**Task statement**
Please return the whole listing, character for character.

**Data listing**

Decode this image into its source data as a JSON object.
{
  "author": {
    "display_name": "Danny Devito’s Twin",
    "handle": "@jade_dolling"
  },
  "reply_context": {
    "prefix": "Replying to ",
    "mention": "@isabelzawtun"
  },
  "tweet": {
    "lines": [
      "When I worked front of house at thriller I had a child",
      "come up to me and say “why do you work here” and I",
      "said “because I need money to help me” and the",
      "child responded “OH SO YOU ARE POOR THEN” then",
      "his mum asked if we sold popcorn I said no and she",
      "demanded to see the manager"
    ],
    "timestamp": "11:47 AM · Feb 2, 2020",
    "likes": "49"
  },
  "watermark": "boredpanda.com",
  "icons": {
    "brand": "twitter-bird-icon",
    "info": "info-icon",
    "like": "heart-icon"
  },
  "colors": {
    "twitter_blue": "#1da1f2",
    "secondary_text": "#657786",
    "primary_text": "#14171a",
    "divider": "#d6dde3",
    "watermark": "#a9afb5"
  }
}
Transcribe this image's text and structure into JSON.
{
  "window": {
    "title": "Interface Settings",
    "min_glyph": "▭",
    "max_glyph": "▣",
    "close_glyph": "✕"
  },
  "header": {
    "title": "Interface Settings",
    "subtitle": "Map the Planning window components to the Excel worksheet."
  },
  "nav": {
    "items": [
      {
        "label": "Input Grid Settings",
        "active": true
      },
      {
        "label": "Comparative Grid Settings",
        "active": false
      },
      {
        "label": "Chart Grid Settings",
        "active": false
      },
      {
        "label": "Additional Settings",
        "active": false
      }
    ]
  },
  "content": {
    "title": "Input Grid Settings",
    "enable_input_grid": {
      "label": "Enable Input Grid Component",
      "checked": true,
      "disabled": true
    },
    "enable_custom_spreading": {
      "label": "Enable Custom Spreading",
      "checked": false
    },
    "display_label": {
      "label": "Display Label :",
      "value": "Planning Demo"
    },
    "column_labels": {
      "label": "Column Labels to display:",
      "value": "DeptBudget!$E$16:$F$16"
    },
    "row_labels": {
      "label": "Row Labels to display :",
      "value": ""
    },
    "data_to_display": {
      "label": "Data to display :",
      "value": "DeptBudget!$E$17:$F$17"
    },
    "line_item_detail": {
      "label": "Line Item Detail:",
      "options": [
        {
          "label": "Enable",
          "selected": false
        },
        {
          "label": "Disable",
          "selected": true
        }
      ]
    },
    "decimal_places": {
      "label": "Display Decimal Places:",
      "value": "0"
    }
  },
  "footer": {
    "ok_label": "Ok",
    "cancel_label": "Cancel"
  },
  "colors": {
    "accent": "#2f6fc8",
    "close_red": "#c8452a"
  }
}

**Result of the task**
Decode this image into its source data as a JSON object.
{
  "author": {
    "display_name": "Danny Devito’s Twin",
    "handle": "@jade_dolling"
  },
  "reply_context": {
    "prefix": "Replying to ",
    "mention": "@isabelzawtun"
  },
  "tweet": {
    "lines": [
      "When I worked front of house at thriller I had a child",
      "come up to me and say “why do you work here” and I",
      "said “because I need money to help me” and the",
      "child responded “OH SO YOU ARE POOR THEN” then",
      "his mum asked if we sold popcorn I said no and she",
      "demanded to see the manager"
    ],
    "timestamp": "11:47 AM · Feb 2, 2020",
    "likes": "49"
  },
  "watermark": "boredpanda.com",
  "icons": {
    "brand": "twitter-bird-icon",
    "info": "info-icon",
    "like": "heart-icon"
  },
  "colors": {
    "twitter_blue": "#1da1f2",
    "secondary_text": "#657786",
    "primary_text": "#14171a",
    "divider": "#d6dde3",
    "watermark": "#a9afb5"
  }
}
Transcribe this image's text and structure into JSON.
{
  "window": {
    "title": "Interface Settings",
    "min_glyph": "▭",
    "max_glyph": "▣",
    "close_glyph": "✕"
  },
  "header": {
    "title": "Interface Settings",
    "subtitle": "Map the Planning window components to the Excel worksheet."
  },
  "nav": {
    "items": [
      {
        "label": "Input Grid Settings",
        "active": true
      },
      {
        "label": "Comparative Grid Settings",
        "active": false
      },
      {
        "label": "Chart Grid Settings",
        "active": false
      },
      {
        "label": "Additional Settings",
        "active": false
      }
    ]
  },
  "content": {
    "title": "Input Grid Settings",
    "enable_input_grid": {
      "label": "Enable Input Grid Component",
      "checked": true,
      "disabled": true
    },
    "enable_custom_spreading": {
      "label": "Enable Custom Spreading",
      "checked": false
    },
    "display_label": {
      "label": "Display Label :",
      "value": "Planning Demo"
    },
    "column_labels": {
      "label": "Column Labels to display:",
      "value": "DeptBudget!$E$16:$F$16"
    },
    "row_labels": {
      "label": "Row Labels to display :",
      "value": ""
    },
    "data_to_display": {
      "label": "Data to display :",
      "value": "DeptBudget!$E$17:$F$17"
    },
    "line_item_detail": {
      "label": "Line Item Detail:",
      "options": [
        {
          "label": "Enable",
          "selected": false
        },
        {
          "label": "Disable",
          "selected": true
        }
      ]
    },
    "decimal_places": {
      "label": "Display Decimal Places:",
      "value": "0"
    }
  },
  "footer": {
    "ok_label": "Ok",
    "cancel_label": "Cancel"
  },
  "colors": {
    "accent": "#2f6fc8",
    "close_red": "#c8452a"
  }
}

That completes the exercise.